Who's Your Caddy?: Looping for the Great, Near Great, and Reprobates of Golf (Abridged / Compact Disc, Abridged)
The funniest and most popular sportswriter in America abandons his desk at Sports Illustrated to caddy for some of the world’s most famous golfers—and some celebrity duffers—with hilarious results.
Who knows golfers best? Who’s with them every minute of every round, hears their muttering, knows whether they cheat? Their caddies, of course. So sportswriter Rick Reilly figured that he could learn a lot about the players and their games by caddying, even though he had absolutely no idea how to do it. Amazingly, some of the best golfers in the world—including Jack Nicklaus, David Duval, Tom Lehman, John Daly, Casey Martin, and Jill McGill—agreed to let Reilly carry their bags at actual PGA and LPGA Tour events. Reilly also caddied at the Masters, persuaded Deepak Chopra and Donald Trump to use him as a caddy, accompanied high-rolling golf hustlers in Las Vegas around the course, and carried the bag for a blind golfer.
Between his hilarious descriptions of his own ineptitude as a caddy and his insight into what makes the greats of golf so great, Reilly’s wicked wit and an expert’s eye provide readers with the next best thing to a great round of golf.
About the Author
Rick Reilly is the author of "Missing Links," "Slo-Mo," "The Life of Reilly," and the "New York Times "bestseller "Who's Your Caddy?" A senior writer for "Sports Illustrated," he has been voted National Sportswriter of the Year ten times. He lives in Denver, Colorado, with his three children and a putter he's not currently speaking to.
“Reilly could write about lawn bowling and make it funny, informative, and entertaining. You never know what the next page is going to bring.” —Los Angeles Times

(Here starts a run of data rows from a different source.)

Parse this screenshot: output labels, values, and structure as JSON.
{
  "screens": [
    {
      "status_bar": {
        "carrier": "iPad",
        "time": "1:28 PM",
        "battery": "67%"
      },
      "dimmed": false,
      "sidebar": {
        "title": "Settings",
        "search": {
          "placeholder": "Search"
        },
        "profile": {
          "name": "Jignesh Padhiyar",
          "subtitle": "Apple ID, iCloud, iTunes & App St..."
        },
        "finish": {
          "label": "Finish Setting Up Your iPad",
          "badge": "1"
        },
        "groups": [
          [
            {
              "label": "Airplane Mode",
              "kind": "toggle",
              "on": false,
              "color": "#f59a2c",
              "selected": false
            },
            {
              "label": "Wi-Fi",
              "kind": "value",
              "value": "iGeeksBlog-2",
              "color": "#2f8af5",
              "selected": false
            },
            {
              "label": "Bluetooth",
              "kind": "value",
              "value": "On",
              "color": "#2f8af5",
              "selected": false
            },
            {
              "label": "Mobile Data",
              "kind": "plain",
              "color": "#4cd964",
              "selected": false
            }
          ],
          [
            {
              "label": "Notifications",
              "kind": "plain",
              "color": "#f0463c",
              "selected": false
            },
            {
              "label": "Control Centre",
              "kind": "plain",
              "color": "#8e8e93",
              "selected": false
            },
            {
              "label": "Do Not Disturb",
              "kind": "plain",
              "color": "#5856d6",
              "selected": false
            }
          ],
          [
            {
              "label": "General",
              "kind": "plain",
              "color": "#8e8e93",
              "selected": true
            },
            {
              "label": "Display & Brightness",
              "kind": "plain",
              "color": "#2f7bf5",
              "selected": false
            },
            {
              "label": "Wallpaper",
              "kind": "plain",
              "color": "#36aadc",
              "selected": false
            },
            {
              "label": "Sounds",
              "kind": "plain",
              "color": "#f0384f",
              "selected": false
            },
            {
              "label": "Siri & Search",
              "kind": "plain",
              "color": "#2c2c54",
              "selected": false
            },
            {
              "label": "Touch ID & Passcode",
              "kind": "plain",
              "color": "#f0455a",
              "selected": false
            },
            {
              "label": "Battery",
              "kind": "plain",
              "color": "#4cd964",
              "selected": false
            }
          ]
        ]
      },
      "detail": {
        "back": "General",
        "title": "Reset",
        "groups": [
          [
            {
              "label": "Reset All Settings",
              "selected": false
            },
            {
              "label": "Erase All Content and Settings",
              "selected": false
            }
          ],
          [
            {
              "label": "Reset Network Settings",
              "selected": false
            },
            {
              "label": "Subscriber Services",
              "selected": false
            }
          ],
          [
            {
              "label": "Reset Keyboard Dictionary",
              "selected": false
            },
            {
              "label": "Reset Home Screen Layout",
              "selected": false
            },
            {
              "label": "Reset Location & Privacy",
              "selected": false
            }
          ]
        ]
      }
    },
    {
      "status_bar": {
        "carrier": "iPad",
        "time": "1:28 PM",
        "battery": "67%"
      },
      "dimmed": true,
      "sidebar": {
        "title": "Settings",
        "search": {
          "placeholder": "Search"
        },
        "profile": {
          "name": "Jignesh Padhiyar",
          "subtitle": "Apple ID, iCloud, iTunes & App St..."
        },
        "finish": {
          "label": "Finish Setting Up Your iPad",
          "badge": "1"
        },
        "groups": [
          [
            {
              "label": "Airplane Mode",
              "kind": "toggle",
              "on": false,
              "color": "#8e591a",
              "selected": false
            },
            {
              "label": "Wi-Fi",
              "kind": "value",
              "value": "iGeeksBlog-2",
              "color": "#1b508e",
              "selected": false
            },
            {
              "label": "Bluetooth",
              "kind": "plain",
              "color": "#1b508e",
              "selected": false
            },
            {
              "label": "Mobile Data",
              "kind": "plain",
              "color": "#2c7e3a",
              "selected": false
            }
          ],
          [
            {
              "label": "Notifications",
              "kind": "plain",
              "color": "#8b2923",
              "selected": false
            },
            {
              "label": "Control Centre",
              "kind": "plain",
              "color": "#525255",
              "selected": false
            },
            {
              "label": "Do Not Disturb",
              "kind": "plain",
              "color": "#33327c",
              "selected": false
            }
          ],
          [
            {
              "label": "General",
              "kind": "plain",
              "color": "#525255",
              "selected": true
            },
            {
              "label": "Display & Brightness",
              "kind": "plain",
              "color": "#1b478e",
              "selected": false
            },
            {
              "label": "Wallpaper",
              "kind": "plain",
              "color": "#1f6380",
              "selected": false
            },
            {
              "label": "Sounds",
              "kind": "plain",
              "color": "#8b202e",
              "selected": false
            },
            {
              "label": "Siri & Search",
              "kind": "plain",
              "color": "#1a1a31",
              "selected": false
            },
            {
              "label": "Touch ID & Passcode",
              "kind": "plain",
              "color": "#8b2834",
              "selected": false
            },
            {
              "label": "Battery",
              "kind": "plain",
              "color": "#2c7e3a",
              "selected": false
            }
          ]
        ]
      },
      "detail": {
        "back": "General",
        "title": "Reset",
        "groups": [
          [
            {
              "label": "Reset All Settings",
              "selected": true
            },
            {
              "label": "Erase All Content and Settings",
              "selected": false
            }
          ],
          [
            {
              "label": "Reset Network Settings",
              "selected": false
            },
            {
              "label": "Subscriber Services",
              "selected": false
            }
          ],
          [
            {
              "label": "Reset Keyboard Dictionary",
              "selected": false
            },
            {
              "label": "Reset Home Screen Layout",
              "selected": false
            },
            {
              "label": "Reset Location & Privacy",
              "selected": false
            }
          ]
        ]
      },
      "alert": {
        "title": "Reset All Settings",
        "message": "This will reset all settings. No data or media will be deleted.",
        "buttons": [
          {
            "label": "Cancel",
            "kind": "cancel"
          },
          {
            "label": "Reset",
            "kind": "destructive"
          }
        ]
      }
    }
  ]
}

“You might not think the story of a man carrying Tommy Aaron’s golf bag for 18 holes could make you laugh out loud, but you’d be wrong. Who’s Your Caddy? is funny enough to coax a chuckle out of Vijay Singh. A great way to read about the game—and its people, too.” —Charlotte Observer
“Goes down faster than a cool Bud on a 100-degree day.” —Fort Worth Star-Telegram